After taking the SDFWA CNC class with Pat Duffy, I was inspired to try a Vcarve inlay. First I checked out several info sources and Youtube videos. The best one for me was Howard’s video - nice walk-thru of how to do it step by step. You can see his video here.
I found a nice Pacific Northwest bearpaw artwork.
The intent is to inlay maple on walnut to make a lid for the Advent Whiskey Tasting samples box my brother made using walnut with maple dividers.
But I wanted the paw itself to be dark rather than light colored, so I put an ellipse around it. Also, being a novice I’m not ready to try different inlay wood for the red vs black parts of the original artwork. After a tiny bit of cleanup using node editing per Howard’s video, this is the result.
Knowing full well I would screw up the first few attempts, and having limited amounts of walnut and maple at hand, I used oak and poplar for my first trial run. I knew I needed more color contrast, so I put a walnut stain on the oak. There were numerous discussions online regarding whether to use a 90, 60, or 30 degree Vbit. I decided to go with 60.
The oak female carving came out well. The stain certainly showed the contrast well at this stage. The poplar didn’t do quite as well because it’s a bit soft. Some of the fine detail didn’t get handled well - perhaps a 90 degree vbit would have left a stronger detail and been less prone to chipping? There are some puzzling transitions between some arc segments. I read later that some people run the program twice to clean up the cuts a bit. This would likely have been good on the poplar.
I brushed both parts liberally with Titebond Original and clamped them firmly. Probably too firmly, as the finished part acquired a warp that I think is from the poplar being forced too far into the oak, and thus spreading apart the inlay side of the board. After curing overnight, I cut away the excess poplar. I don’t have a bandsaw to follow Howard’s approach, so I used the table saw with a crosscut sled and the blade just high enough to reach into most of the poplar without touching the oak. Lots of cuts sliding the sled back and forth while indexing the board slightly each time. Then onto the belt sander to remove the rest of the excess poplar, excess glue, and of course losing the stain in the process. The result wasn’t too bad for a test run and taught me a few things I will share.
As expected, the contrast is poor, but in most areas the technique worked well. The fine lines washed out - no big surprise there. Here you can see that narrow lines are visible only as glue.
I was questioning the 3-2-1 parameters used by Howard, thinking that 0.1" in the cavity might be too much. So I cut the test sample to see inside.
To my surprise, Vcarve didn’t hog out all of the area to 0.3" as I had expected. The land at the right of the picture looks like we only have about 0.030" of clearance or so.
I’m heading to the mountains for a week, so I’ll have to pick this up when I get back. My lessons so far are:
- Watch Howard. Don’t second guess him.
- Don’t clamp too hard, it will force the substrate to bow.
- Fine lines and little detail won’t come out reliably, at least not in soft wood.
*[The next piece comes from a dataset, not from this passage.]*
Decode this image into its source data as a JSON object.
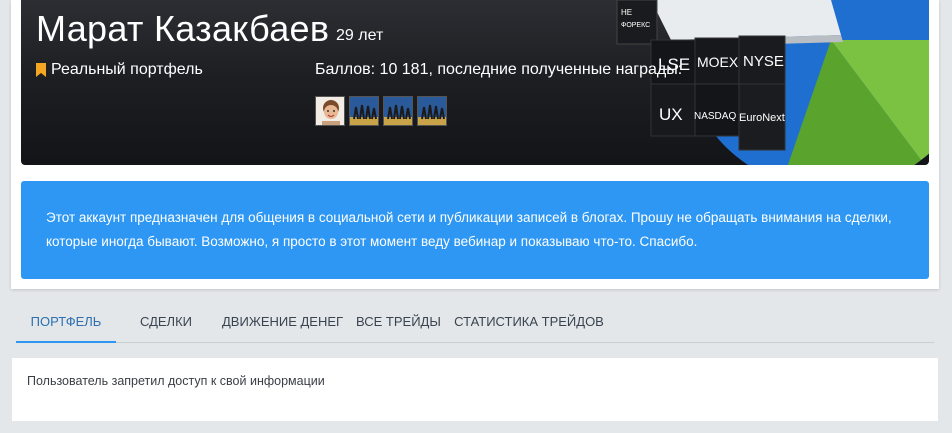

I think I would consider .030" as a minimum feature size based on this test.
- Make a sample or two in cheap wood before risking the good hardwoods.
- Soft wood seems to chip a lot - I likely need to adjust speed and feed to improve quality.
- The male piece has the delicate protrusions, so it needs more care. If there is a choice regarding machinability of wood used, the male part is the one that really needs consideration.
- Run the vbit part of the program a second time to clean up little details.
Do others have more words of experience on this technique? When I get back, I’ll be picking an alternate graphic with much less fine detail for my next trial and will share my experiences.